Here’s a story about a real person in the Colorado Springs area who lost a lot of money to a bad roofing company. Unfortunately, his is not an isolated incident. These kinds of things happen all too often.
His name is Charles. He was approached by a roofer about the need to replace his roof. The roof really did need to be replaced, and his insurance company issued him the first of two checks to pay for the project.
As many roofing companies do, this one told Charles that they needed the first insurance check signed over to them before they would start the job. So, Charles signed the check and gave it to the roofer. (more…)Read More
More and more local insurance agents are wisely giving their clients advice to not sign any paperwork presented by a door-to-door roofer. Often, a roofing solicitor will ask a homeowner if he wants his roof inspected for free. When the homeowner agrees, the solicitor will present him with a paper and ask him to sign it. The homeowner, assuming that this is a consent form giving permission for the “roofer” to get on the roof, is actually signing the roofer’s contract, in essence binding the homeowner to using that roofer if the insurance company ends up agreeing to replace or repair the roof.
In many cases, the homeowner is then seemingly stuck using a roofing contractor that he may not want to use.
Here’s what happened to one family we know.

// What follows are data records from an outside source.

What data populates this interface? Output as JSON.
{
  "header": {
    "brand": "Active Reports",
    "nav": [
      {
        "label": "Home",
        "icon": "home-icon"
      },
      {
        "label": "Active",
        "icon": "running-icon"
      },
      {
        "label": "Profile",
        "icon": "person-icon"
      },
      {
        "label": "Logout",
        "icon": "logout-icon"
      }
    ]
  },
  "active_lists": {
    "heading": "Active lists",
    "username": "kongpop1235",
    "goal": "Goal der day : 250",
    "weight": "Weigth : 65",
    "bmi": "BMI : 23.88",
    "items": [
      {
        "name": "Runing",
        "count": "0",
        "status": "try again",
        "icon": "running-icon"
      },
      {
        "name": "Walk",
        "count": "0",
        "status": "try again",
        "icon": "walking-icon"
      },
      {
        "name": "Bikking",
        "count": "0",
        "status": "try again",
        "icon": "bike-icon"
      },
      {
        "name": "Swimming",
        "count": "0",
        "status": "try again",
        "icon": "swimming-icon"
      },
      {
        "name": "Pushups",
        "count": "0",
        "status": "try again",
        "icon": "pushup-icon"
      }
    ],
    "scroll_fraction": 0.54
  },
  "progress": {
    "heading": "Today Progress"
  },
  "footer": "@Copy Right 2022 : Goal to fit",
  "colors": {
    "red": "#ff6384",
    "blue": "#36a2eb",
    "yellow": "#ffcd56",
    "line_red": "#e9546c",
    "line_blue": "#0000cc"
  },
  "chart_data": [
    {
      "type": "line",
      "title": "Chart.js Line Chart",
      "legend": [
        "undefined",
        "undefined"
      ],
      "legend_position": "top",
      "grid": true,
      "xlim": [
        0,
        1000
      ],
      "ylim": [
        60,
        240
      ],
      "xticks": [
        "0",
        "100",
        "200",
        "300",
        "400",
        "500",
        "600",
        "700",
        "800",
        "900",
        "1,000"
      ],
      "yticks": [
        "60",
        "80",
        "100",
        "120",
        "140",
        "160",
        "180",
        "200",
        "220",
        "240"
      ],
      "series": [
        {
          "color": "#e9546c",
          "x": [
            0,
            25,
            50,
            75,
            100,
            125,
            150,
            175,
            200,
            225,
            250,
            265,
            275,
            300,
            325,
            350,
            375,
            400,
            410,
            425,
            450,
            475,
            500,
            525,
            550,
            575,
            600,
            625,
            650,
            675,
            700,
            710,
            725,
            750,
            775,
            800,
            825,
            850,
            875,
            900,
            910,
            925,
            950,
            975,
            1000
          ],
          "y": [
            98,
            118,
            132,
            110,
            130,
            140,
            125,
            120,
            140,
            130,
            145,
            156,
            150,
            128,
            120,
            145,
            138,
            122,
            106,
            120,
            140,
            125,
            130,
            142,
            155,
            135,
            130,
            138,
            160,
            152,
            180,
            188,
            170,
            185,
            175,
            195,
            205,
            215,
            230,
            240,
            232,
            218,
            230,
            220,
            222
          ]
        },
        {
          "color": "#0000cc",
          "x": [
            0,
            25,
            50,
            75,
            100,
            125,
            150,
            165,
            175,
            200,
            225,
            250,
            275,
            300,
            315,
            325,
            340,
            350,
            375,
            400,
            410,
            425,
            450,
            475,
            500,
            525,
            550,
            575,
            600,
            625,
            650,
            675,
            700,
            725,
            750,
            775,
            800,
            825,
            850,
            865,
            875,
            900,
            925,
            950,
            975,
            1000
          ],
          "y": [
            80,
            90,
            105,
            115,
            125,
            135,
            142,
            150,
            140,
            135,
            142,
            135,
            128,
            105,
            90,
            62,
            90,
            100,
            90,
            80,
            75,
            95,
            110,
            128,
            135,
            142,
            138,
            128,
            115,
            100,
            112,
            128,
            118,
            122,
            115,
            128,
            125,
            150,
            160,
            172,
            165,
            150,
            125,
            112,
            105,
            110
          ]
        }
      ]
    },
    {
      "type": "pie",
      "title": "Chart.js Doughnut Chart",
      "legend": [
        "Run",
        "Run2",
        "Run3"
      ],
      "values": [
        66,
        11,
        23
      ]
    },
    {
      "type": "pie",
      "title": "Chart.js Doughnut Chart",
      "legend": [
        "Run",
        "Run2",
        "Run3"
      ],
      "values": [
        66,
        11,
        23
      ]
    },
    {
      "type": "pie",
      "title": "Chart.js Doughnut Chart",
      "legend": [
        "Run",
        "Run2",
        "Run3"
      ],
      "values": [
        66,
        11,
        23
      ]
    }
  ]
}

A stay-at-home, homeschooling mom was approached by a door-to-door roofing solicitor who asked if he could inspect her roof for free. Her husband was not at home at the time, and she told the roofer he could inspect the roof. The roofer flashed a piece of paper, and asked her to sign it, which she did. (more…)Read More